(Records from a collection)
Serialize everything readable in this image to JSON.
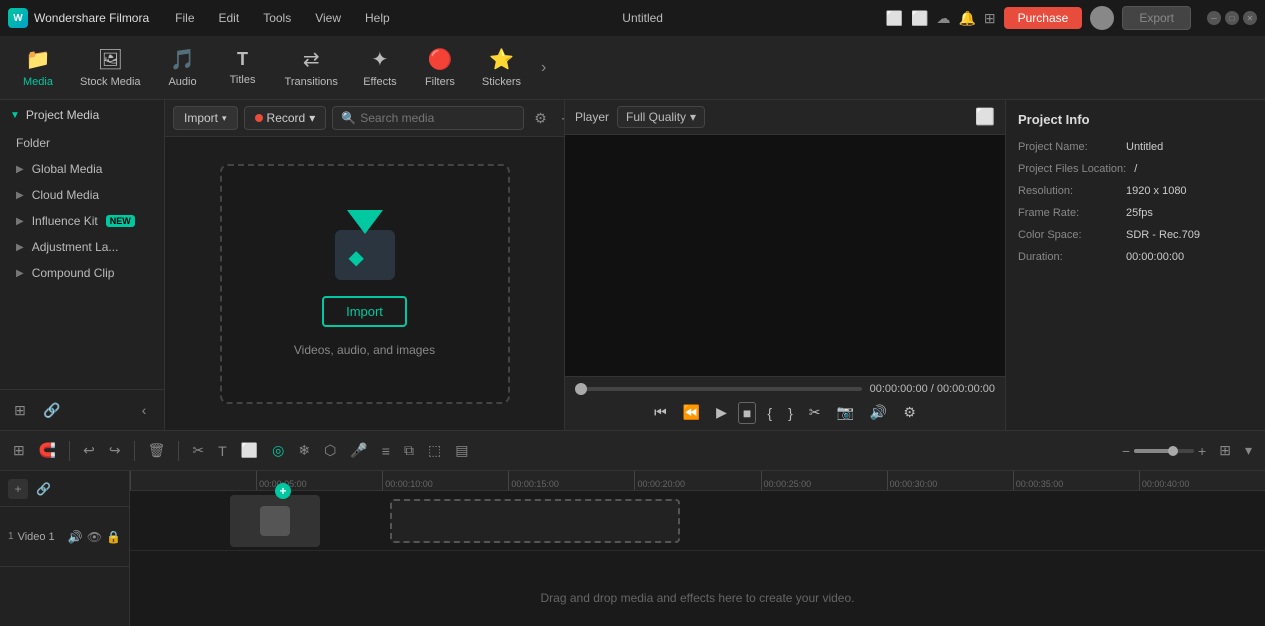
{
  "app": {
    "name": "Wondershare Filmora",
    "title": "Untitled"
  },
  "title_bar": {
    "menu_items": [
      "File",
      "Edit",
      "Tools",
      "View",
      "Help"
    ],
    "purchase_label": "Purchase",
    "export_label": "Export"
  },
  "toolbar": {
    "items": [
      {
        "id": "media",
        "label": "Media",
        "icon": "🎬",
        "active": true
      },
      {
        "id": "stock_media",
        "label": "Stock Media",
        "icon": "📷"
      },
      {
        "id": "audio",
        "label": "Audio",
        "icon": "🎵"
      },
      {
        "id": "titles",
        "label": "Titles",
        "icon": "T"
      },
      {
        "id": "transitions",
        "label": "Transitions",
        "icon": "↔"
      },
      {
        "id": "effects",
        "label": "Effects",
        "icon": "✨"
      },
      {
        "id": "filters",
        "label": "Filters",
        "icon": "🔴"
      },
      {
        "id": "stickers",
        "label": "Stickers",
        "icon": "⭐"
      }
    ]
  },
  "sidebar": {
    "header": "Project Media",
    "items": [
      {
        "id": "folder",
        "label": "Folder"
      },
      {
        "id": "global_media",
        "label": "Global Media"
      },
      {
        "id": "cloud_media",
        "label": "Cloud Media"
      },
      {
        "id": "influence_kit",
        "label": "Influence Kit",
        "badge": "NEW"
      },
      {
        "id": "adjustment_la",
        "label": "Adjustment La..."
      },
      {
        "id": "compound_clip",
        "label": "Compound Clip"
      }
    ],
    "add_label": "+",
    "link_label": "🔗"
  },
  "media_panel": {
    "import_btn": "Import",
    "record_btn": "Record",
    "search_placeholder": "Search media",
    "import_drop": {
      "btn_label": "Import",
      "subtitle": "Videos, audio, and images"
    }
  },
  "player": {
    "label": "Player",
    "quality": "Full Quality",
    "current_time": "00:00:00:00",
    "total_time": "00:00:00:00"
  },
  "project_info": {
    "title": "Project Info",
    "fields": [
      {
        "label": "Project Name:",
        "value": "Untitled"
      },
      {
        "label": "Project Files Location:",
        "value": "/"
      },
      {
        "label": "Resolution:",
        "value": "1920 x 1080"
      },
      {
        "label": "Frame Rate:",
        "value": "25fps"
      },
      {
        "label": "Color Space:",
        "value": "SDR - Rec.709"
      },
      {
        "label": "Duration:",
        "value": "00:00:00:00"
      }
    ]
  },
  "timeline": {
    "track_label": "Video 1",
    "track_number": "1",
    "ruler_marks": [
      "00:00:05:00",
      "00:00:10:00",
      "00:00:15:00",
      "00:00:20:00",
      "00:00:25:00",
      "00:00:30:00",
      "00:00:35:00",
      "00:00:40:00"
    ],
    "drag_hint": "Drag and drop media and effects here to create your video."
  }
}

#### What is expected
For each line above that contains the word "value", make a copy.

#### Solution for this exercise
        "value": "Untitled"
        "value": "/"
        "value": "1920 x 1080"
        "value": "25fps"
        "value": "SDR - Rec.709"
        "value": "00:00:00:00"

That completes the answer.